It was my pleasure to help organize a webinar on the 75th anniversary of the Trinity test to commemorate all those who have been affected by the legacy of the US drive to acquire atomic weapons. From the Congolese mineworkers who dug the ore that made the Manhattan Project possible, to the downwinders in New Mexico who suffered the fallout effects of that first test, to the descendants of the survivors of the bombings of Hiroshima and Nagasaki through the survivors of the nuclear tests in the Pacific- all of these elements are tied together, and this webinar represents a small portion of those stories. You can view the entire program at this link (on facebook, no account required, unfortunately I’m unable to embed the video here). It’s a bit sprawling, so click around! There’s a summary of the history covered at about the 12:30 mark, and the Congolese representatives from the organization Congolese Civil Society of South Africa start at 20:30.
If you listen to this and find yourself wanting to donate to the CCSSA and their program of food distribution and mutual aid among expat Congolese mineworker communities in South Africa, you can find details here. Donations can be made via transferwise.com using the details at that link.

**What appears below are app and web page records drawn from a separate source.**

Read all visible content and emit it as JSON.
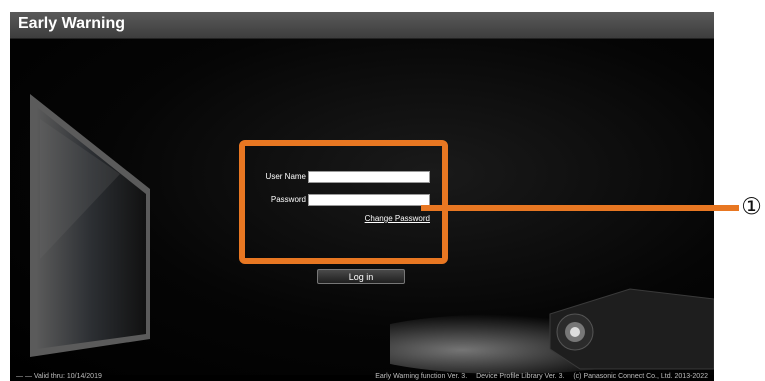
{
  "window": {
    "title": "Early Warning"
  },
  "login": {
    "username_label": "User Name",
    "username_value": "",
    "password_label": "Password",
    "password_value": "",
    "change_password_link": "Change Password",
    "login_button": "Log in"
  },
  "footer": {
    "valid_thru": "— — Valid thru: 10/14/2019",
    "version_info": "Early Warning function Ver. 3.   Device Profile Library Ver. 3.   (c) Panasonic Connect Co., Ltd. 2013-2022"
  },
  "callout": {
    "number": "①"
  },
  "colors": {
    "accent": "#e87722",
    "titlebar": "#4a4a4a",
    "background": "#000000"
  }
}
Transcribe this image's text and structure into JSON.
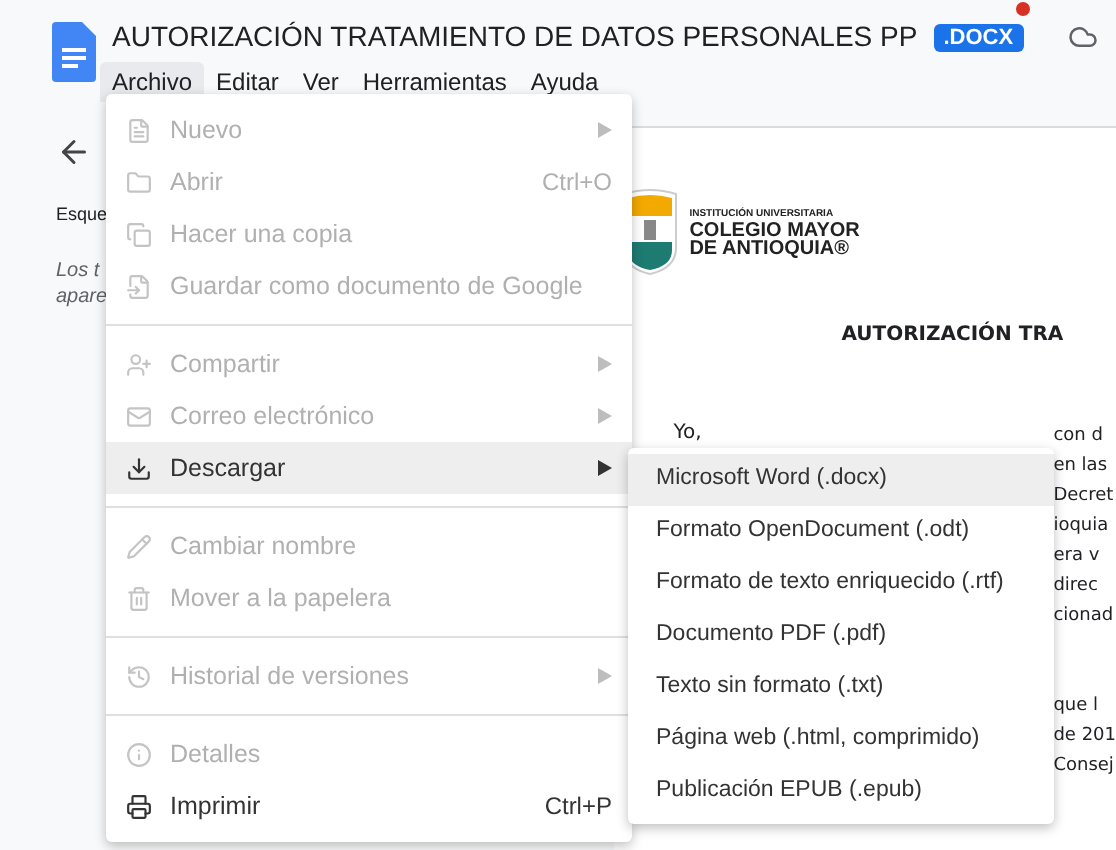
{
  "header": {
    "title": "AUTORIZACIÓN TRATAMIENTO DE DATOS PERSONALES PP",
    "badge": ".DOCX",
    "badge_dot": true,
    "menu": [
      {
        "label": "Archivo",
        "selected": true
      },
      {
        "label": "Editar",
        "selected": false
      },
      {
        "label": "Ver",
        "selected": false
      },
      {
        "label": "Herramientas",
        "selected": false
      },
      {
        "label": "Ayuda",
        "selected": false
      }
    ]
  },
  "sidebar": {
    "heading": "Esque",
    "note_lines": [
      "Los t",
      "apare"
    ]
  },
  "document": {
    "logo_lines": [
      "INSTITUCIÓN UNIVERSITARIA",
      "COLEGIO MAYOR",
      "DE ANTIOQUIA®"
    ],
    "title": "AUTORIZACIÓN TRA",
    "opening": "Yo,",
    "fragments": [
      "con d",
      "en las",
      "Decret",
      "ioquia",
      "era v",
      "direc",
      "cionad"
    ],
    "fragments_2": [
      "que l",
      "de 201",
      "Consej"
    ]
  },
  "file_menu": {
    "groups": [
      [
        {
          "kind": "new",
          "label": "Nuevo",
          "disabled": true,
          "submenu": true,
          "selected": false
        },
        {
          "kind": "open",
          "label": "Abrir",
          "shortcut": "Ctrl+O",
          "disabled": true,
          "submenu": false,
          "selected": false
        },
        {
          "kind": "copy",
          "label": "Hacer una copia",
          "disabled": true,
          "submenu": false,
          "selected": false
        },
        {
          "kind": "save",
          "label": "Guardar como documento de Google",
          "disabled": true,
          "submenu": false,
          "selected": false
        }
      ],
      [
        {
          "kind": "share",
          "label": "Compartir",
          "disabled": true,
          "submenu": true,
          "selected": false
        },
        {
          "kind": "email",
          "label": "Correo electrónico",
          "disabled": true,
          "submenu": true,
          "selected": false
        },
        {
          "kind": "download",
          "label": "Descargar",
          "disabled": false,
          "submenu": true,
          "selected": true
        }
      ],
      [
        {
          "kind": "rename",
          "label": "Cambiar nombre",
          "disabled": true,
          "submenu": false,
          "selected": false
        },
        {
          "kind": "trash",
          "label": "Mover a la papelera",
          "disabled": true,
          "submenu": false,
          "selected": false
        }
      ],
      [
        {
          "kind": "history",
          "label": "Historial de versiones",
          "disabled": true,
          "submenu": true,
          "selected": false
        }
      ],
      [
        {
          "kind": "details",
          "label": "Detalles",
          "disabled": true,
          "submenu": false,
          "selected": false
        },
        {
          "kind": "print",
          "label": "Imprimir",
          "shortcut": "Ctrl+P",
          "disabled": false,
          "submenu": false,
          "selected": false
        }
      ]
    ]
  },
  "download_menu": [
    {
      "label": "Microsoft Word (.docx)",
      "selected": true
    },
    {
      "label": "Formato OpenDocument (.odt)",
      "selected": false
    },
    {
      "label": "Formato de texto enriquecido (.rtf)",
      "selected": false
    },
    {
      "label": "Documento PDF (.pdf)",
      "selected": false
    },
    {
      "label": "Texto sin formato (.txt)",
      "selected": false
    },
    {
      "label": "Página web (.html, comprimido)",
      "selected": false
    },
    {
      "label": "Publicación EPUB (.epub)",
      "selected": false
    }
  ]
}
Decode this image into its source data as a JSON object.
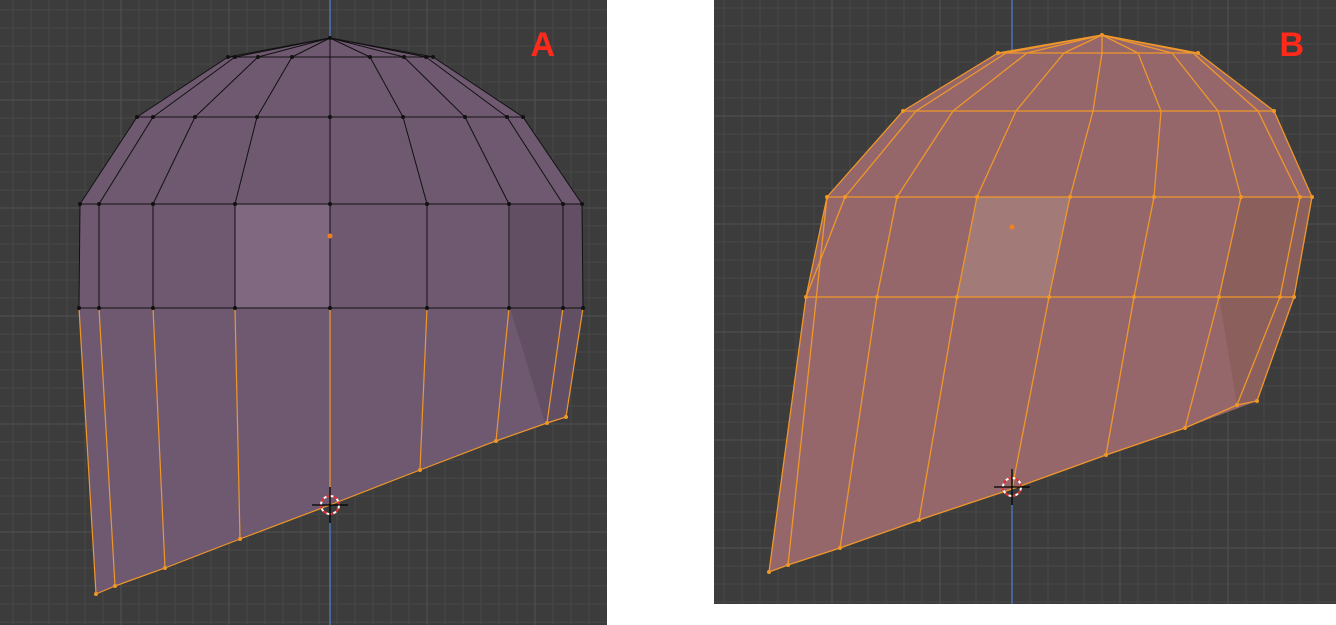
{
  "panels": [
    {
      "label": "A"
    },
    {
      "label": "B"
    }
  ],
  "colors": {
    "viewport_bg": "#3c3c3c",
    "grid_minor": "#444444",
    "grid_major": "#4d4d4d",
    "axis_line": "#4f7fcc",
    "mesh_fill_a": "#6f5970",
    "mesh_fill_b": "#96676a",
    "edge_unselected": "#111111",
    "edge_selected": "#f0972a",
    "label": "#ff2a1a",
    "cursor_ring_red": "#e03030",
    "origin_dot": "#f08020"
  },
  "icons": [
    "3d-cursor-icon",
    "object-origin-icon"
  ]
}
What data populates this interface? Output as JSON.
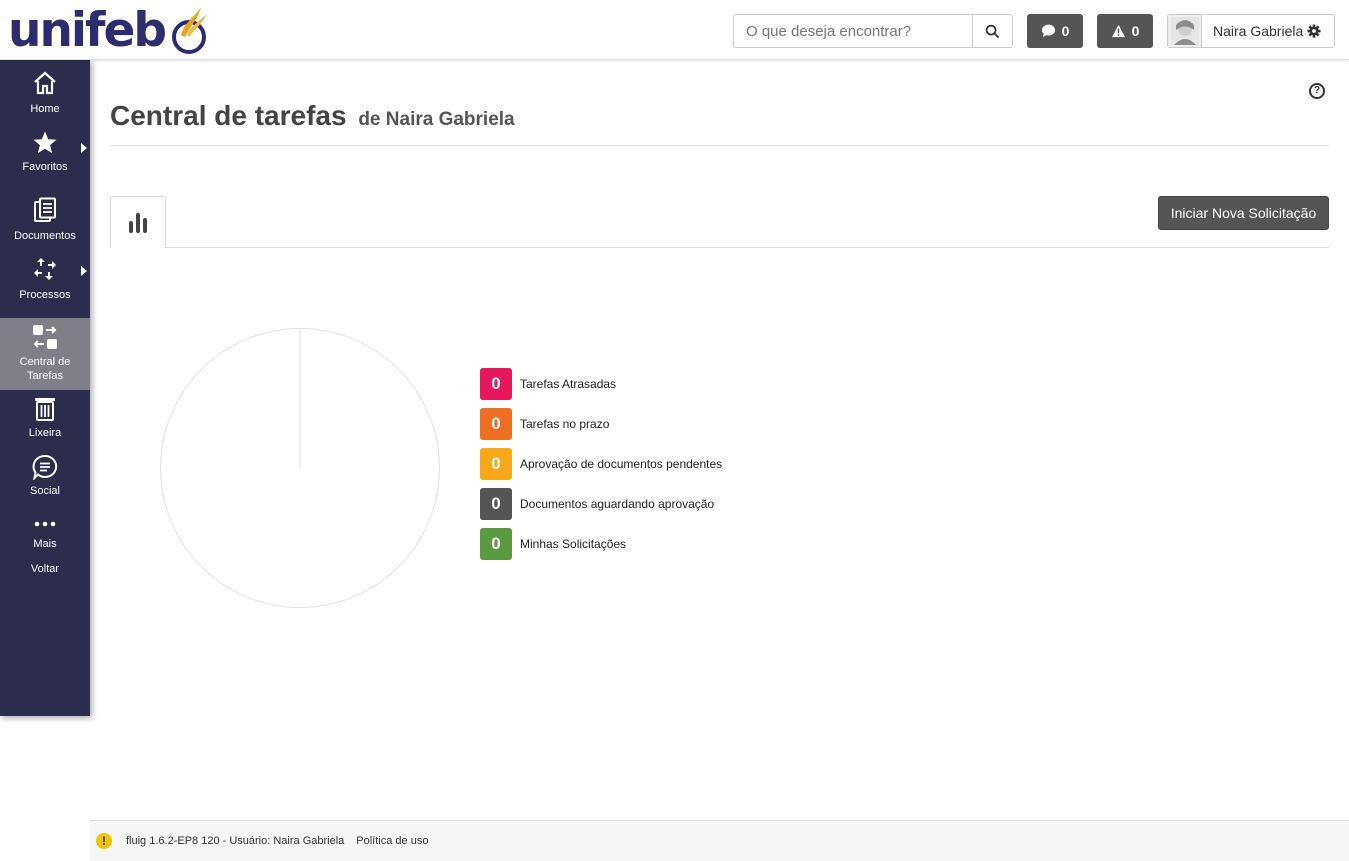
{
  "brand": {
    "logo_text": "unifeb",
    "color": "#2d2c6e",
    "accent": "#e8a31b"
  },
  "header": {
    "search": {
      "placeholder": "O que deseja encontrar?",
      "value": "",
      "icon": "search-icon"
    },
    "messages": {
      "icon": "chat-bubble-icon",
      "count": "0"
    },
    "alerts": {
      "icon": "warning-icon",
      "count": "0"
    },
    "user": {
      "name": "Naira Gabriela",
      "icon": "gear-icon"
    }
  },
  "sidebar": {
    "items": [
      {
        "label": "Home",
        "icon": "home-icon"
      },
      {
        "label": "Favoritos",
        "icon": "star-icon",
        "has_submenu": true
      },
      {
        "label": "Documentos",
        "icon": "documents-icon"
      },
      {
        "label": "Processos",
        "icon": "processes-icon",
        "has_submenu": true
      },
      {
        "label": "Central de Tarefas",
        "icon": "task-central-icon",
        "active": true
      },
      {
        "label": "Lixeira",
        "icon": "trash-icon"
      },
      {
        "label": "Social",
        "icon": "social-icon"
      },
      {
        "label": "Mais",
        "icon": "more-dots-icon"
      },
      {
        "label": "Voltar"
      }
    ]
  },
  "main": {
    "title": "Central de tarefas",
    "subtitle": "de Naira Gabriela",
    "help_label": "?",
    "tab_icon": "bar-chart-icon",
    "new_request_label": "Iniciar Nova Solicitação",
    "legend": [
      {
        "count": "0",
        "label": "Tarefas Atrasadas",
        "color": "#e8175d"
      },
      {
        "count": "0",
        "label": "Tarefas no prazo",
        "color": "#ee6e22"
      },
      {
        "count": "0",
        "label": "Aprovação de documentos pendentes",
        "color": "#f7a818"
      },
      {
        "count": "0",
        "label": "Documentos aguardando aprovação",
        "color": "#555555"
      },
      {
        "count": "0",
        "label": "Minhas Solicitações",
        "color": "#5b9a41"
      }
    ]
  },
  "chart_data": {
    "type": "pie",
    "categories": [
      "Tarefas Atrasadas",
      "Tarefas no prazo",
      "Aprovação de documentos pendentes",
      "Documentos aguardando aprovação",
      "Minhas Solicitações"
    ],
    "values": [
      0,
      0,
      0,
      0,
      0
    ]
  },
  "footer": {
    "version_text": "fluig 1.6.2-EP8 120 - Usuário: Naira Gabriela",
    "policy_link": "Política de uso",
    "icon": "warning-circle-icon"
  }
}
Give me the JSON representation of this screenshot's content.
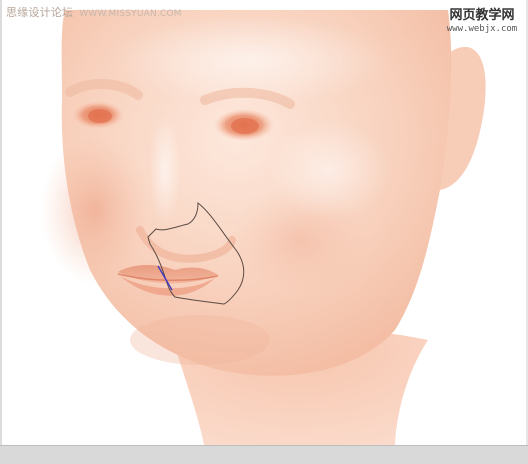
{
  "watermark_left": {
    "text": "思缘设计论坛",
    "url": "WWW.MISSYUAN.COM"
  },
  "watermark_right": {
    "text": "网页教学网",
    "url": "www.webjx.com"
  },
  "colors": {
    "skin_base": "#f7cdb8",
    "skin_light": "#fbe3d6",
    "skin_shadow": "#eea98c",
    "feature": "#e9896a",
    "selection_path": "#5a4a44",
    "path_handle": "#3a36c8",
    "frame": "#d9d9d9"
  },
  "tool": {
    "name": "pen-path",
    "state": "drawing"
  }
}
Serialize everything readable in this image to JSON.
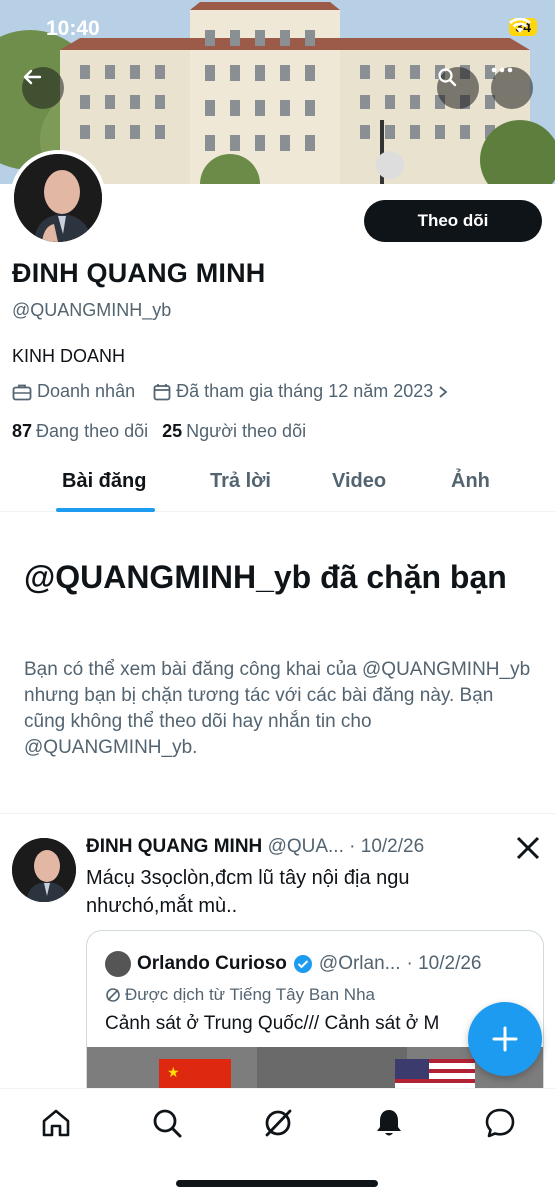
{
  "status_bar": {
    "time": "10:40",
    "battery": "34"
  },
  "profile": {
    "follow_label": "Theo dõi",
    "name": "ĐINH QUANG MINH",
    "handle": "@QUANGMINH_yb",
    "bio": "KINH DOANH",
    "profession": "Doanh nhân",
    "joined": "Đã tham gia tháng 12 năm 2023",
    "following_count": "87",
    "following_label": "Đang theo dõi",
    "followers_count": "25",
    "followers_label": "Người theo dõi"
  },
  "tabs": [
    "Bài đăng",
    "Trả lời",
    "Video",
    "Ảnh"
  ],
  "blocked": {
    "title": "@QUANGMINH_yb đã chặn bạn",
    "text": "Bạn có thể xem bài đăng công khai của @QUANGMINH_yb nhưng bạn bị chặn tương tác với các bài đăng này. Bạn cũng không thể theo dõi hay nhắn tin cho @QUANGMINH_yb."
  },
  "post": {
    "name": "ĐINH QUANG MINH",
    "handle": "@QUA...",
    "date": "· 10/2/26",
    "text": "Mácụ 3sọclòn,đcm lũ tây nội địa ngu nhưchó,mắt mù..",
    "quote": {
      "name": "Orlando Curioso",
      "handle": "@Orlan...",
      "date": "· 10/2/26",
      "translated": "Được dịch từ Tiếng Tây Ban Nha",
      "text": "Cảnh sát ở Trung Quốc/// Cảnh sát ở M"
    }
  },
  "colors": {
    "accent": "#1d9bf0",
    "text": "#0f1419",
    "muted": "#536471",
    "battery": "#ffd60a"
  },
  "icons": [
    "back-arrow-icon",
    "search-icon",
    "more-icon",
    "briefcase-icon",
    "calendar-icon",
    "chevron-right-icon",
    "verified-icon",
    "translate-icon",
    "plus-icon",
    "home-icon",
    "explore-icon",
    "grok-icon",
    "notifications-icon",
    "messages-icon"
  ]
}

The BBC just posted an excellent article that illustrates some of the chilling and powerful details of the history covered by Isaiah Mombilo and Yves Salankang Sa Ngol of CCSSA in the webinar: including the fact that the US meddling in Congo’s postwar independence politics was directly related to the CIA’s desire to keep Shinkolobwe uranium out of the hands of the Soviet Union. Read that article here.